Everyone has found themselves in a situation where sweat begins to appear on their brow; when the world seems to come to a slower pace and dread fills every moment of those extended seconds. The feeling of stressful sweating escalates and grows, up until the point where the very act of sweating is itself something that makes you sweat.

People seldom really give the matter serious attention within the breadth of casual conversation. The reason is fairly clear. It’s because nobody wants to dwell on the fact that they’re susceptible to it. The vast majority of people are. Stress is a natural reaction to situations where we’re uncomfortable. It’s there to help push us away from perceived danger. We all have that response in one form or another. For many of us, it involves breaking out into a sweat. For some, it’s a minor issue. Others have it as a more severe condition known as hyperhidrosis. No matter the exact nature of stress sweating, there are things one can do about it.

Determine where the stress comes from

You should begin by trying to figure out where the stress response is coming from. This probably seems a lot easier than it actually is. For example, you might find yourself breaking out into that sweat when you get up to speak in front of a crowd.

The natural reaction is to assume that crowds make you nervous. But you need to look into it on a much deeper level. What is it about speaking in front of a crowd that evokes the reaction? It might have to do with experiences when you were younger. Or it could be due to someone you know in the audience. Or even just concerns over letting people or groups down.

Another common situation is just feeling stressed over the very concept of stress. This is a complex but common chain of stressful events. People tend to have a few moments where the stress got the better of them, to a level where the situation itself left a dull ache in their heart. The end effect is that the initial trigger isn’t even the issue anymore but rather just fear over anxiety in general.

The upside of sweating it out

Stressful sweating can actually be a good thing though. Our body usually does everything for a reason. When it’s sweating from stress, it’s also trying to alert us of issues we need to take care of.

This is the biggest positive one can find from stressful sweating. It’s difficult to ignore and really insists on one trying to track down the root cause. So when you begin to sweat, pay attention to what was going through your mind in the seconds before it started. To go back to the example of public speaking, you should consider the exact thoughts when looking at the crowd.
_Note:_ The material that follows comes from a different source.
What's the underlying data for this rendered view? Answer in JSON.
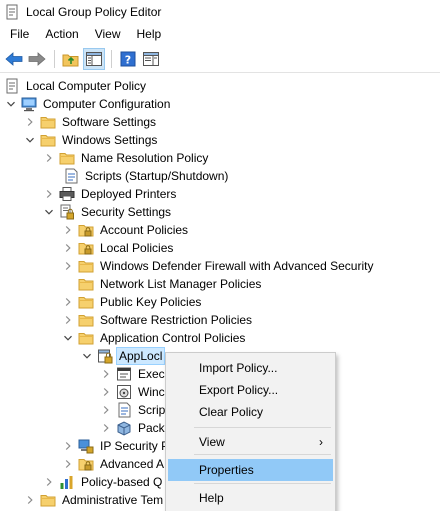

Not just the feeling in general, but what was going through your head as you faced the crowd in the seconds before the sweating began.

That single moment is the path to tracking down the root cause of the stress. And it might simply be due to public speaking being a nerve-wracking experience in and of itself. In those cases, the fix is as easy as looking for help with public speaking. There are groups out there specifically dedicated to helping people hone their public speaking skills. The same goes for a lot of other causes of stress.

It might even have to do with a physical issue. For example, smoking often causes people to feel undue stress when they want to smoke but are unable to. The link between the desire for nicotine and the increased stress aren’t always even clear.

General coping mechanisms

If the stress is due to a particular fear or event, then one should try to deal with it directly. There are cases when things are more generalized. In those situations, one can develop specific mental tools to stay calm.

Mindfulness is an easy technique that’s become more popular in the past few decades. It simply involves spending five minutes or so every day paying attention to one’s own breathing. You learn to concentrate on the breathing alone rather than letting any thoughts intrude on it. When one is stressed later on, it’s easy to simply fall back into that calm contemplation.

Some people also find that happy or calm memories can hold off fears and jitters. They’ll just focus on those memories when they’re leaping into a new and stressful one. Others find that they’re feeling burned out. In those cases, working with stress involves improving a variety of different parts of life. But whatever the root cause, there’s always something you can do about stress.